## YOUR OBJECTIVE
Would you repeat every line of the data exactly?

## TASK INPUTS

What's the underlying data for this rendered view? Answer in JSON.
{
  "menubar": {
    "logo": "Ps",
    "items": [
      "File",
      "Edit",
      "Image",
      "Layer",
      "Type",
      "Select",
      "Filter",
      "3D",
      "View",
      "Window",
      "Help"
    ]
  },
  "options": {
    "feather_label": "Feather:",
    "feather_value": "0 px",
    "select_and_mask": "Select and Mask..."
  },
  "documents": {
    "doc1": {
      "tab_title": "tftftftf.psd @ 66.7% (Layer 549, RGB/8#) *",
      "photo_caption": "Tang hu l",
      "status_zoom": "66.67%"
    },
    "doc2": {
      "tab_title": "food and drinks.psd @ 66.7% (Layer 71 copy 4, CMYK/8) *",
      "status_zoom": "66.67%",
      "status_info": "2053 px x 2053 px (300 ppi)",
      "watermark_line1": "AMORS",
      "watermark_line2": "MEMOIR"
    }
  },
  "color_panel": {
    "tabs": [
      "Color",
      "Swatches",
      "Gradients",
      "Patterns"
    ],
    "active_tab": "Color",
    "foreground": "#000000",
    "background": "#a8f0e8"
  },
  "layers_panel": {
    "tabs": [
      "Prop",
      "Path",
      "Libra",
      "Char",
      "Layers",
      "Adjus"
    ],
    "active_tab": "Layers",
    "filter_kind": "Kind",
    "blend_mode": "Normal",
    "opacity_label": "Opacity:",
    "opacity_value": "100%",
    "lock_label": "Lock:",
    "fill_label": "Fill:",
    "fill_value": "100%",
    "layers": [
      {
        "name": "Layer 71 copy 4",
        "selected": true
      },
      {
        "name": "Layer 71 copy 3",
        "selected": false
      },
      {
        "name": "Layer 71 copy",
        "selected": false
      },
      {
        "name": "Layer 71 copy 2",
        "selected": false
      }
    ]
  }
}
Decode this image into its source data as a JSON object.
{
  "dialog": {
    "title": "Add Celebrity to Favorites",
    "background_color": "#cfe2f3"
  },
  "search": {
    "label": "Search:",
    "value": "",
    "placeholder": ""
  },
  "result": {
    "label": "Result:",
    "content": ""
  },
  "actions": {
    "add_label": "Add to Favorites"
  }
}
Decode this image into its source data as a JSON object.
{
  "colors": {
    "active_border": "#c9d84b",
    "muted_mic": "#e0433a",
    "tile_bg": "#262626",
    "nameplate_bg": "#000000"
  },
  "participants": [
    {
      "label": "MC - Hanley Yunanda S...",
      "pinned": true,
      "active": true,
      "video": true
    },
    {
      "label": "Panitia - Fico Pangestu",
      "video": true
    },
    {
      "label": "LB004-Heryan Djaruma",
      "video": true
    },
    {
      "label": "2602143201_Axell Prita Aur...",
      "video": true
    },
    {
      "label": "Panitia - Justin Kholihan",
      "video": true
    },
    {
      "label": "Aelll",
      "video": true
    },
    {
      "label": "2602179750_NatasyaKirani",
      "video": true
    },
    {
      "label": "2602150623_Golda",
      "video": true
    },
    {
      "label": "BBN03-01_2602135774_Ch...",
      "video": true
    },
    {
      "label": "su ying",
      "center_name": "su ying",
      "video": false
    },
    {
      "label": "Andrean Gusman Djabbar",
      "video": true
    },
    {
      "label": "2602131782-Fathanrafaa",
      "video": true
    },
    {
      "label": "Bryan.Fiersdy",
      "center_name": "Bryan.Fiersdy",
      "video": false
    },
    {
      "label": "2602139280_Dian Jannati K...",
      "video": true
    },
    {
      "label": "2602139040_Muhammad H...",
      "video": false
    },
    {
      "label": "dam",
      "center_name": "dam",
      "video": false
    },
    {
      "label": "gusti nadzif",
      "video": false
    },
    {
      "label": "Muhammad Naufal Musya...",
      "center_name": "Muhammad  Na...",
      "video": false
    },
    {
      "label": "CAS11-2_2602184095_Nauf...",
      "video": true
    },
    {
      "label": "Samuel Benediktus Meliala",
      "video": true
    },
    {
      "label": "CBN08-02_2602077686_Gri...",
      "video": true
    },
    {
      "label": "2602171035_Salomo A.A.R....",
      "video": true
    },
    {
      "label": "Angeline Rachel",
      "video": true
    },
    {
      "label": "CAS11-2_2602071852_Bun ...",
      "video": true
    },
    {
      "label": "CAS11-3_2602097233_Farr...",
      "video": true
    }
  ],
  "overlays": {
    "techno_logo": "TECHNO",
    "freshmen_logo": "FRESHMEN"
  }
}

## COMPLETED TASK
What's the underlying data for this rendered view? Answer in JSON.
{
  "menubar": {
    "logo": "Ps",
    "items": [
      "File",
      "Edit",
      "Image",
      "Layer",
      "Type",
      "Select",
      "Filter",
      "3D",
      "View",
      "Window",
      "Help"
    ]
  },
  "options": {
    "feather_label": "Feather:",
    "feather_value": "0 px",
    "select_and_mask": "Select and Mask..."
  },
  "documents": {
    "doc1": {
      "tab_title": "tftftftf.psd @ 66.7% (Layer 549, RGB/8#) *",
      "photo_caption": "Tang hu l",
      "status_zoom": "66.67%"
    },
    "doc2": {
      "tab_title": "food and drinks.psd @ 66.7% (Layer 71 copy 4, CMYK/8) *",
      "status_zoom": "66.67%",
      "status_info": "2053 px x 2053 px (300 ppi)",
      "watermark_line1": "AMORS",
      "watermark_line2": "MEMOIR"
    }
  },
  "color_panel": {
    "tabs": [
      "Color",
      "Swatches",
      "Gradients",
      "Patterns"
    ],
    "active_tab": "Color",
    "foreground": "#000000",
    "background": "#a8f0e8"
  },
  "layers_panel": {
    "tabs": [
      "Prop",
      "Path",
      "Libra",
      "Char",
      "Layers",
      "Adjus"
    ],
    "active_tab": "Layers",
    "filter_kind": "Kind",
    "blend_mode": "Normal",
    "opacity_label": "Opacity:",
    "opacity_value": "100%",
    "lock_label": "Lock:",
    "fill_label": "Fill:",
    "fill_value": "100%",
    "layers": [
      {
        "name": "Layer 71 copy 4",
        "selected": true
      },
      {
        "name": "Layer 71 copy 3",
        "selected": false
      },
      {
        "name": "Layer 71 copy",
        "selected": false
      },
      {
        "name": "Layer 71 copy 2",
        "selected": false
      }
    ]
  }
}
Decode this image into its source data as a JSON object.
{
  "dialog": {
    "title": "Add Celebrity to Favorites",
    "background_color": "#cfe2f3"
  },
  "search": {
    "label": "Search:",
    "value": "",
    "placeholder": ""
  },
  "result": {
    "label": "Result:",
    "content": ""
  },
  "actions": {
    "add_label": "Add to Favorites"
  }
}
Decode this image into its source data as a JSON object.
{
  "colors": {
    "active_border": "#c9d84b",
    "muted_mic": "#e0433a",
    "tile_bg": "#262626",
    "nameplate_bg": "#000000"
  },
  "participants": [
    {
      "label": "MC - Hanley Yunanda S...",
      "pinned": true,
      "active": true,
      "video": true
    },
    {
      "label": "Panitia - Fico Pangestu",
      "video": true
    },
    {
      "label": "LB004-Heryan Djaruma",
      "video": true
    },
    {
      "label": "2602143201_Axell Prita Aur...",
      "video": true
    },
    {
      "label": "Panitia - Justin Kholihan",
      "video": true
    },
    {
      "label": "Aelll",
      "video": true
    },
    {
      "label": "2602179750_NatasyaKirani",
      "video": true
    },
    {
      "label": "2602150623_Golda",
      "video": true
    },
    {
      "label": "BBN03-01_2602135774_Ch...",
      "video": true
    },
    {
      "label": "su ying",
      "center_name": "su ying",
      "video": false
    },
    {
      "label": "Andrean Gusman Djabbar",
      "video": true
    },
    {
      "label": "2602131782-Fathanrafaa",
      "video": true
    },
    {
      "label": "Bryan.Fiersdy",
      "center_name": "Bryan.Fiersdy",
      "video": false
    },
    {
      "label": "2602139280_Dian Jannati K...",
      "video": true
    },
    {
      "label": "2602139040_Muhammad H...",
      "video": false
    },
    {
      "label": "dam",
      "center_name": "dam",
      "video": false
    },
    {
      "label": "gusti nadzif",
      "video": false
    },
    {
      "label": "Muhammad Naufal Musya...",
      "center_name": "Muhammad  Na...",
      "video": false
    },
    {
      "label": "CAS11-2_2602184095_Nauf...",
      "video": true
    },
    {
      "label": "Samuel Benediktus Meliala",
      "video": true
    },
    {
      "label": "CBN08-02_2602077686_Gri...",
      "video": true
    },
    {
      "label": "2602171035_Salomo A.A.R....",
      "video": true
    },
    {
      "label": "Angeline Rachel",
      "video": true
    },
    {
      "label": "CAS11-2_2602071852_Bun ...",
      "video": true
    },
    {
      "label": "CAS11-3_2602097233_Farr...",
      "video": true
    }
  ],
  "overlays": {
    "techno_logo": "TECHNO",
    "freshmen_logo": "FRESHMEN"
  }
}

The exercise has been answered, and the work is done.